Still healing after being tackled outside of his Bowling Green home, U.S. Sen. Rand Paul is back to work.
Walking gingerly in the U.S. Capitol, Paul cast votes with his arms at his sides, finding it difficult to execute the customary Senate step of raising a hand and signaling yes or no. He simply expressed his decision to a Senate clerk before chatting briefly with several senators.
As Paul arrived in the Capitol, a smiling Sen. Marco Rubio, R-Fla., extended his hand to Paul, but he declined to shake it, indicating even that minor motion would cause discomfort.
Paul tweeted Monday morning that he is returning to the Senate to resume work despite being in a “good deal of pain.”
He said in the tweet he is “ready to fight for liberty and help move forward with tax cuts in the coming days and weeks.”
President Donald Trump tweeted early Tuesday morning that it was great to see Paul “looking well and back on the Senate floor.”
“He will help us with TAX CUTS and REFORM!” Trump tweeted.
Paul suffered six broken ribs and had small cuts to his nose and mouth after being attacked on Nov. 3. Five days later, Paul said he had fluid buildup in his chest.
A dispute with a longtime neighbor, Rene Boucher, led to the incident.
Boucher was charged with fourth-degree assault and was arraigned Thursday, though his alleged motivation for attacking Paul was not fully revealed. He pleaded not guilty. His attorney, Matthew J. Baker, said reported accusations that Paul blew lawn clippings into Boucher’s yard were “fairly accurate” and that the dispute was a “neighbor to neighbor thing.”
Paul has tweeted articles from Breitbart and the Washington Examiner, which claim neighbors of Paul and Boucher believe the incident was not a landscape dispute.

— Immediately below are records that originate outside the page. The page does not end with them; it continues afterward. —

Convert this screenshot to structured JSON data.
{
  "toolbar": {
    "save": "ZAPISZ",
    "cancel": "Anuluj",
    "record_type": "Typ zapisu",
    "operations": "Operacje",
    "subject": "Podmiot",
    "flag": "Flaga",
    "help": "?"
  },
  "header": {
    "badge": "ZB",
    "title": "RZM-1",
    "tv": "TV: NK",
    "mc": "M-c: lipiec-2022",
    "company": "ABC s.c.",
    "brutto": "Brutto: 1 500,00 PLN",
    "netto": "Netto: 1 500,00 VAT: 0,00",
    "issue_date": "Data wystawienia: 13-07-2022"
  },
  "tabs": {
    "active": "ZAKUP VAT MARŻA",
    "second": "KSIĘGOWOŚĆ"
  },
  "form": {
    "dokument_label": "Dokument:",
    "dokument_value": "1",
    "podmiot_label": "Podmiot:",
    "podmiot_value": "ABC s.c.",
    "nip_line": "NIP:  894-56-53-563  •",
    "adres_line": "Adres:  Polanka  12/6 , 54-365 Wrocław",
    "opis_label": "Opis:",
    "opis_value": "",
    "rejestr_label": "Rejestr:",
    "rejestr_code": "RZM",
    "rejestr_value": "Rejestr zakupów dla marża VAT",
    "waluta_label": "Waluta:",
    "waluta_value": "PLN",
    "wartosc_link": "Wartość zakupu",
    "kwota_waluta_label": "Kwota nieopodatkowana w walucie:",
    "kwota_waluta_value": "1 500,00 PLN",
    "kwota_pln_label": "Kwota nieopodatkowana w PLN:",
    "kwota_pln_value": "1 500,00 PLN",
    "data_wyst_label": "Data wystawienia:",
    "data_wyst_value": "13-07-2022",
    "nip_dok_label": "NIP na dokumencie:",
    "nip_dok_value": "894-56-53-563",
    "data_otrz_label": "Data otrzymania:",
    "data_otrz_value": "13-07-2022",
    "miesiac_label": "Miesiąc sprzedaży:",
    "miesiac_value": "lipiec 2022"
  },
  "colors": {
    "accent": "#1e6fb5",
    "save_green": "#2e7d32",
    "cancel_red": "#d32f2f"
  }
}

A retired anesthesiologist, Boucher remained free on bond following the arraignment. Paul hired a personal-injury lawyer, according to Baker.
The Associated Press contributed to this report.